> Directions: Produce a word-for-word restatement of the lines from the line with "Enumerate this screenshot's" to the end of the listing below, inclusive.

> Records to use:
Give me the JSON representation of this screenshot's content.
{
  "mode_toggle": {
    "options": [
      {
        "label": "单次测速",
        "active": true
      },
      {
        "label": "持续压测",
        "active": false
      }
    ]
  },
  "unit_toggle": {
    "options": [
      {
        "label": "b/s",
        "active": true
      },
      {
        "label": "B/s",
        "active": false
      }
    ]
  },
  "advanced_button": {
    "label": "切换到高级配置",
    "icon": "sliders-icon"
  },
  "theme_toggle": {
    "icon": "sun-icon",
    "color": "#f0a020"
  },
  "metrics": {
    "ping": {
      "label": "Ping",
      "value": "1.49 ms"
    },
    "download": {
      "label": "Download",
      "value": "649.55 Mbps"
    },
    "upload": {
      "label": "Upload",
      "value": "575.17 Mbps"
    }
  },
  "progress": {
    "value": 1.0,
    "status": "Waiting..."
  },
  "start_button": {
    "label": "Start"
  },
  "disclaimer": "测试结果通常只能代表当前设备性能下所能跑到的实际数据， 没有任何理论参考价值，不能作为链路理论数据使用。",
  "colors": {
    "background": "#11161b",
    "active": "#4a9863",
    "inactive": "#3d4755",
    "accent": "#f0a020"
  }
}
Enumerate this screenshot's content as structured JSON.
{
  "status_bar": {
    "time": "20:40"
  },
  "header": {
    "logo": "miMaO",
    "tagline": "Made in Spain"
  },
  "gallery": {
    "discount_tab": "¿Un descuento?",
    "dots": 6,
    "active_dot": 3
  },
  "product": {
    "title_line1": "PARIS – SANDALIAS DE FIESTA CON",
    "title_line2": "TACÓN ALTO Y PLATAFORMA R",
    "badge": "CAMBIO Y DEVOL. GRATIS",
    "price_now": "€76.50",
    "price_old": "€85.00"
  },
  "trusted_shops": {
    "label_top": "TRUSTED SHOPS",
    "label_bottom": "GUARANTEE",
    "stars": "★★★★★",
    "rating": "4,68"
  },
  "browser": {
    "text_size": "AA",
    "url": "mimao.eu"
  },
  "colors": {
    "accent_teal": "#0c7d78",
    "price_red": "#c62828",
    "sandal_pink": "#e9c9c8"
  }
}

> Exercise solution:
Enumerate this screenshot's content as structured JSON.
{
  "status_bar": {
    "time": "20:40"
  },
  "header": {
    "logo": "miMaO",
    "tagline": "Made in Spain"
  },
  "gallery": {
    "discount_tab": "¿Un descuento?",
    "dots": 6,
    "active_dot": 3
  },
  "product": {
    "title_line1": "PARIS – SANDALIAS DE FIESTA CON",
    "title_line2": "TACÓN ALTO Y PLATAFORMA R",
    "badge": "CAMBIO Y DEVOL. GRATIS",
    "price_now": "€76.50",
    "price_old": "€85.00"
  },
  "trusted_shops": {
    "label_top": "TRUSTED SHOPS",
    "label_bottom": "GUARANTEE",
    "stars": "★★★★★",
    "rating": "4,68"
  },
  "browser": {
    "text_size": "AA",
    "url": "mimao.eu"
  },
  "colors": {
    "accent_teal": "#0c7d78",
    "price_red": "#c62828",
    "sandal_pink": "#e9c9c8"
  }
}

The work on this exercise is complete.